Records to use below:
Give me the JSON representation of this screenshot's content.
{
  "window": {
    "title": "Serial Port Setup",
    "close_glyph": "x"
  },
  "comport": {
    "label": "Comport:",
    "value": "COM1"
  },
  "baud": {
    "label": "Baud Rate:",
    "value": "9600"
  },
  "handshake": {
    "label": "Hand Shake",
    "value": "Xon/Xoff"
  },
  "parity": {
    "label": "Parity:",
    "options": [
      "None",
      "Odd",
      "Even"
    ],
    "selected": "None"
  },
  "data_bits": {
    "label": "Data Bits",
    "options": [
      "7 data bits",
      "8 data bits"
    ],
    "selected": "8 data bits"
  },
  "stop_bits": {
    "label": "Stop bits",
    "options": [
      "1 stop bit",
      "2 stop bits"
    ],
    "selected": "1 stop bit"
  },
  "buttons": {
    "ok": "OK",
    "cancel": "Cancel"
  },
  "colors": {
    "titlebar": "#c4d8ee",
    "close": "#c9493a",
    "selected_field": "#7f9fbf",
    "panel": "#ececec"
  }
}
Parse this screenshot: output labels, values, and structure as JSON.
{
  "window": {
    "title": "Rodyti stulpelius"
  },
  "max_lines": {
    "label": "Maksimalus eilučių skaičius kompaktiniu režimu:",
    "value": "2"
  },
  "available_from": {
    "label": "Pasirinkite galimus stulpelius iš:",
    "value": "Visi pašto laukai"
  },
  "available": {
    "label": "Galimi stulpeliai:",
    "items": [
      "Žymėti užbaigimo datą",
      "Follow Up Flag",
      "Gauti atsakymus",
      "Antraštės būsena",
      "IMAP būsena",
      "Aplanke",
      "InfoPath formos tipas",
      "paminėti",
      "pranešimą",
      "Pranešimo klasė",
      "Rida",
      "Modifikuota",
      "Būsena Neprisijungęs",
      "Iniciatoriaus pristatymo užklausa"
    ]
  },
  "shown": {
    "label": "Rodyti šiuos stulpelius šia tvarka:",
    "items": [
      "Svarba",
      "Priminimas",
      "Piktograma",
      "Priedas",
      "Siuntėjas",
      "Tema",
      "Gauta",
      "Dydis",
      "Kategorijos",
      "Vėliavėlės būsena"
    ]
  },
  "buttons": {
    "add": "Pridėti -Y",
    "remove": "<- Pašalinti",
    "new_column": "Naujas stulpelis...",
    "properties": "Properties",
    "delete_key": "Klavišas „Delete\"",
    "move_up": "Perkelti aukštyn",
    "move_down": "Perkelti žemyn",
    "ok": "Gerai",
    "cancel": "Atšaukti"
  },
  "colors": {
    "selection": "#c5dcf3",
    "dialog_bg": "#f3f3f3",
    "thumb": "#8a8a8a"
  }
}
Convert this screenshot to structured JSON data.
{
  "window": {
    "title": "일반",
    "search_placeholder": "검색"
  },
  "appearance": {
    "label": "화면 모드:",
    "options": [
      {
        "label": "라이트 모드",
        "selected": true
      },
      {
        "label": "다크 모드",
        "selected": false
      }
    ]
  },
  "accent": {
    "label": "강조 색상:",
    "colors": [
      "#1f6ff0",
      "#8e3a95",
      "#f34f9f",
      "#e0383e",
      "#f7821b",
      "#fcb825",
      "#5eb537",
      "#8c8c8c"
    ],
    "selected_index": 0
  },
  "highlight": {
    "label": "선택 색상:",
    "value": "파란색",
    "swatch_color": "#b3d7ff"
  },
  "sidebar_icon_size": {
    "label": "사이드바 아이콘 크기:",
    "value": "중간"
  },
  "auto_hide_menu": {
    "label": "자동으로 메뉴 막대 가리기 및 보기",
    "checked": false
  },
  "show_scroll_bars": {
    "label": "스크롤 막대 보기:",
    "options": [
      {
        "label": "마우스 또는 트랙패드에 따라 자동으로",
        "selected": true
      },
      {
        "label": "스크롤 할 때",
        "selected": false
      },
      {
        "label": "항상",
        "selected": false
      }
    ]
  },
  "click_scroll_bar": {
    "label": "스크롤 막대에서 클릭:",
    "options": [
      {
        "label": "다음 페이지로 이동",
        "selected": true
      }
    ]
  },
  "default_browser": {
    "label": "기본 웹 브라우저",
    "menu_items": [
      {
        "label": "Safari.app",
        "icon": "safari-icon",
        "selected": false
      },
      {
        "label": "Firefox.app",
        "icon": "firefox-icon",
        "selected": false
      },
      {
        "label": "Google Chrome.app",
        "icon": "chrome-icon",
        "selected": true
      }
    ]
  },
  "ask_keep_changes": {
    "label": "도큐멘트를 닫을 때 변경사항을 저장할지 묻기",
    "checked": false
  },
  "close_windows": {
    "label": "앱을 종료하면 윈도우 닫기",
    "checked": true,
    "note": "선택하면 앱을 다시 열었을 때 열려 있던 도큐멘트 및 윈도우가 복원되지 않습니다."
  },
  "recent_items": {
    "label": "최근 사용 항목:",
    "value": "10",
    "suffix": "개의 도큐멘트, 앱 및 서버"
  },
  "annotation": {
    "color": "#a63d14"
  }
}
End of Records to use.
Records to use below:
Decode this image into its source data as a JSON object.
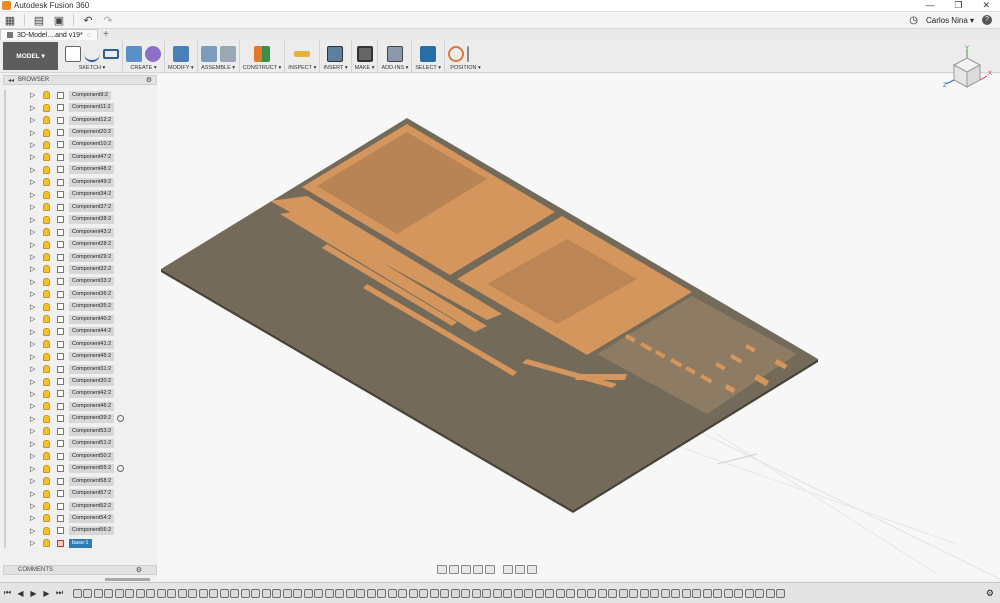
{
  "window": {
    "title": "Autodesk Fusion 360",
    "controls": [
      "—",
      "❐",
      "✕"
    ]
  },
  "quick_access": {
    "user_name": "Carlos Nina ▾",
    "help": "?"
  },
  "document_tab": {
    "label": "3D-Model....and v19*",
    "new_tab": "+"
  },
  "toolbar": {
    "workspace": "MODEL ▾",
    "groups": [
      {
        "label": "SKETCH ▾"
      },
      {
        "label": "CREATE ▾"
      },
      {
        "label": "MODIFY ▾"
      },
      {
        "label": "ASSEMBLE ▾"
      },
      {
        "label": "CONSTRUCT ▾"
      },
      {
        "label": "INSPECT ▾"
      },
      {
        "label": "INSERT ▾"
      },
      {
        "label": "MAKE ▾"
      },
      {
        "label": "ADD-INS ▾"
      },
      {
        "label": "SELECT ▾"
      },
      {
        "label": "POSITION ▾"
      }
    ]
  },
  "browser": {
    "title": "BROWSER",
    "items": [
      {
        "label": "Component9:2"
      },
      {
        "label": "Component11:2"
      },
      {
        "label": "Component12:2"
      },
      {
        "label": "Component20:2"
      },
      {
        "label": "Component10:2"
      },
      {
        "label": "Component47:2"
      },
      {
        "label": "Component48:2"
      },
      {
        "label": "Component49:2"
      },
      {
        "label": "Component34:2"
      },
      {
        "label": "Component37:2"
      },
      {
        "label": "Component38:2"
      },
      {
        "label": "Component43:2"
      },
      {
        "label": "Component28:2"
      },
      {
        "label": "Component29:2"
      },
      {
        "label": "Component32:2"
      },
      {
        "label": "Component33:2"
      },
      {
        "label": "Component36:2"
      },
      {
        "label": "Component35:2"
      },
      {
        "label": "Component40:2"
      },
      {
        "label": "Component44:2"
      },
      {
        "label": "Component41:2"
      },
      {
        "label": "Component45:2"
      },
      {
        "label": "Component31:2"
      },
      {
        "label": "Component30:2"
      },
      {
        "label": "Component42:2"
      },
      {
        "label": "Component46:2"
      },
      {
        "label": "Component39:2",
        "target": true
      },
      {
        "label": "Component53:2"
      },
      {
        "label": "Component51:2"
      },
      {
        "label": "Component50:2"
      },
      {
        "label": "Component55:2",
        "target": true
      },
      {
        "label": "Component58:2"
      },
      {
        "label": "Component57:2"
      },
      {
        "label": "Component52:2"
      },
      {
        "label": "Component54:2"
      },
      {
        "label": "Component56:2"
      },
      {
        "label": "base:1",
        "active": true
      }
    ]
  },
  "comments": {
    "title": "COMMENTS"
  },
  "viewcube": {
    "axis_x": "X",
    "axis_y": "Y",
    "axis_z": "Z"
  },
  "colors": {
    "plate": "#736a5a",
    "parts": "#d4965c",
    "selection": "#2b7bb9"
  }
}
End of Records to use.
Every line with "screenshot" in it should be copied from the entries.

* [Exercise solution]
Give me the JSON representation of this screenshot's content.
Parse this screenshot: output labels, values, and structure as JSON.
Convert this screenshot to structured JSON data.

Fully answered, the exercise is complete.